BOONDOGGLE: Stanley Cup Riot Report Topped $300K, No One to Blame
After the 2011 Stanley Cup riot, the government hired former Olympics boss John Furlong and Former Nova Scotia deputy attorney-general Doug Keefe to co-chair an inquiry. Their report was criticized for letting Canucks brass, senior bureaucrats, police and politicians off the hook. The inquiry did manage to go over its budget, though, running up a bill well over $300,000. Documents showed that Furlong billed for four hours of work the same day he spoke to the International Olympic Committee in South Africa….
The Tyee has just published the story below, which lists some of the more dubious elements of the British Columbia Liberal government’s record. I played a small part in creating it, along with David Beers and a bunch of other Tyee folks.
98 BC Liberal Falsehoods, Boondoggles and Scandals: The Campbell Era 45
Part one of 15 years of public messes, sourced and explained. If we forgot any, please remind us.
David Beers is founding editor of The Tyee and Tom Barrett is a long time contributor to The Tyee and before that covered B.C. politics for the Vancouver Sun. Grateful thanks to other members of the Tyee community who assisted in compiling this list and checking its accuracy.
[Editor’s note: Pipelines? Tax cuts? A free-range organic chicken in every pot? Elections are a great time to argue about policy options. Something all voters can agree on, however, is they’d prefer their government tell the truth, spend money responsibly, and avoid embarrassing breaches of ethics or the law. In B.C., one party has been in power for 15 years, more than enough time to reveal its proclivities. As an aid to voters, therefore, The Tyee researched the BC Liberal government’s record regarding falsehoods, boondoggles and scandals. We tallied 98 items and now invite readers to suggest more.
Some definitions are in order: By falsehood we mean promises broken or assertions that proved demonstrably untrue. By boondoggle we mean significant public money lost to waste, overruns, or ill-conceived initiatives. And by scandal we mean moments when government was revealed to have seriously broken rules or caused harm either deliberately or through neglect or incompetence. So please comb our list, and if you think we’ve missed one or two BC Liberal falsehoods, boondoggles or scandals over the years, drop us a note at email@example.com with the subject line: “Add this to the list.”

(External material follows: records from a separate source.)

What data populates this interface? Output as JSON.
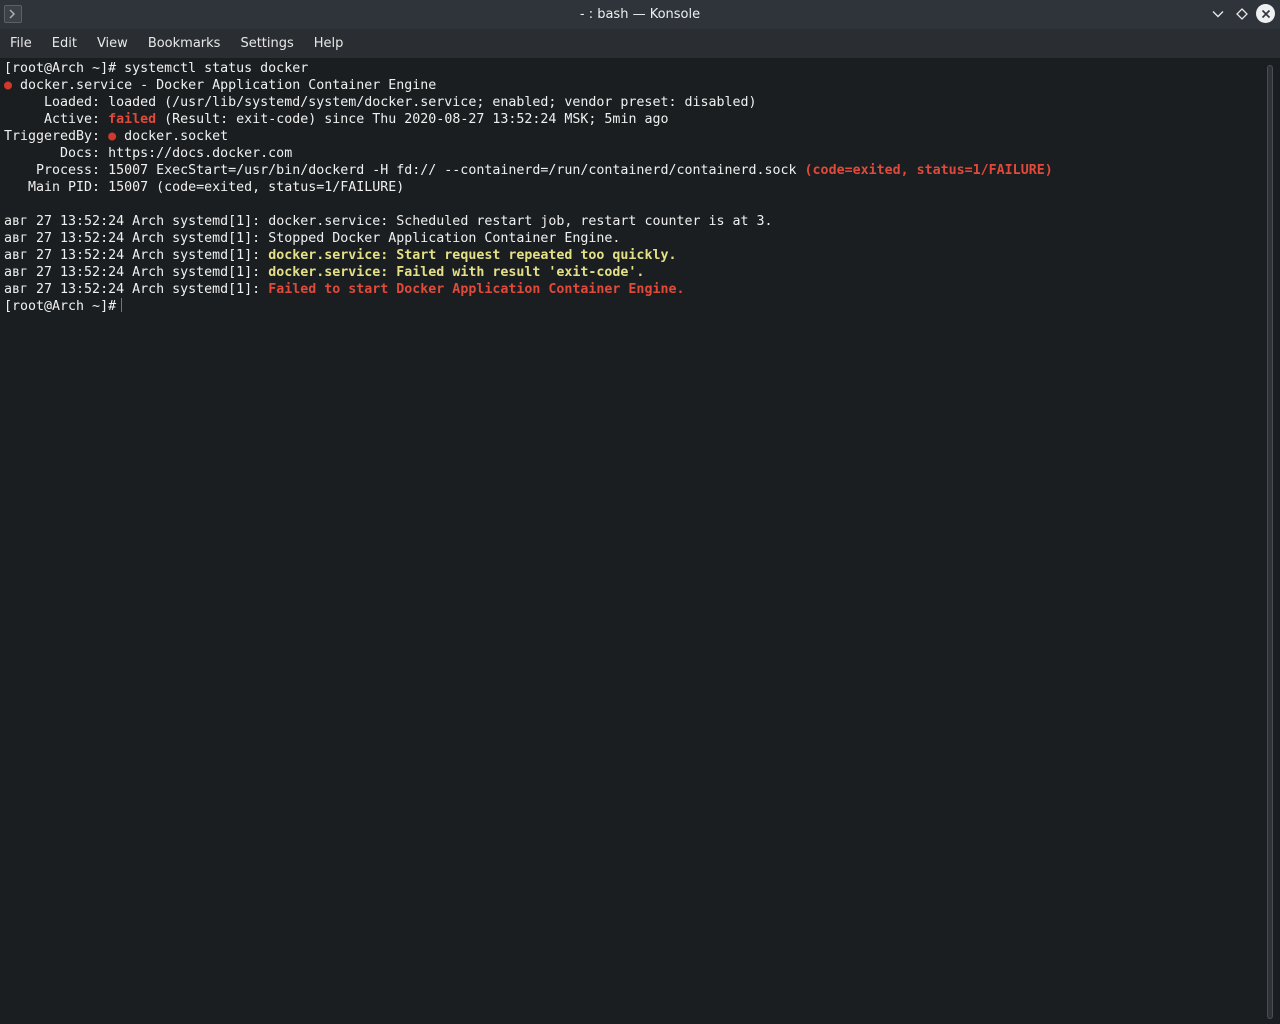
{
  "window": {
    "title": "- : bash — Konsole",
    "icon": "terminal-icon"
  },
  "menu": {
    "items": [
      "File",
      "Edit",
      "View",
      "Bookmarks",
      "Settings",
      "Help"
    ]
  },
  "colors": {
    "background": "#1b1e20",
    "text": "#f0f0f0",
    "error_red": "#d0392b",
    "warning_yellow": "#e4e086"
  },
  "terminal": {
    "prompt": "[root@Arch ~]#",
    "command": " systemctl status docker",
    "unit_line": " docker.service - Docker Application Container Engine",
    "loaded": "     Loaded: loaded (/usr/lib/systemd/system/docker.service; enabled; vendor preset: disabled)",
    "active_label": "     Active: ",
    "active_state": "failed",
    "active_rest": " (Result: exit-code) since Thu 2020-08-27 13:52:24 MSK; 5min ago",
    "triggered_label": "TriggeredBy: ",
    "triggered_value": " docker.socket",
    "docs": "       Docs: https://docs.docker.com",
    "process_main": "    Process: 15007 ExecStart=/usr/bin/dockerd -H fd:// --containerd=/run/containerd/containerd.sock ",
    "process_status": "(code=exited, status=1/FAILURE)",
    "main_pid": "   Main PID: 15007 (code=exited, status=1/FAILURE)",
    "log_prefix": "авг 27 13:52:24 Arch systemd[1]: ",
    "log1": "docker.service: Scheduled restart job, restart counter is at 3.",
    "log2": "Stopped Docker Application Container Engine.",
    "log3": "docker.service: Start request repeated too quickly.",
    "log4": "docker.service: Failed with result 'exit-code'.",
    "log5": "Failed to start Docker Application Container Engine.",
    "dot_glyph": "●"
  }
}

Today we begin with the years when Gordon Campbell was BC Liberal premier, from 2001 to 2010. Tomorrow we finish with the era of his successor Christy Clark, 2011 to now. Along the way we’ve tossed in a few sidebar items that don’t quite match any of our three categories, but did cause our eyes to roll. Do send items we may have missed. We promise to add any that fit our definitions. Next Monday we’ll then publish the entire list, spanning 2001 to today. So read closely and rack your memory. With your help we might end up topping 100.]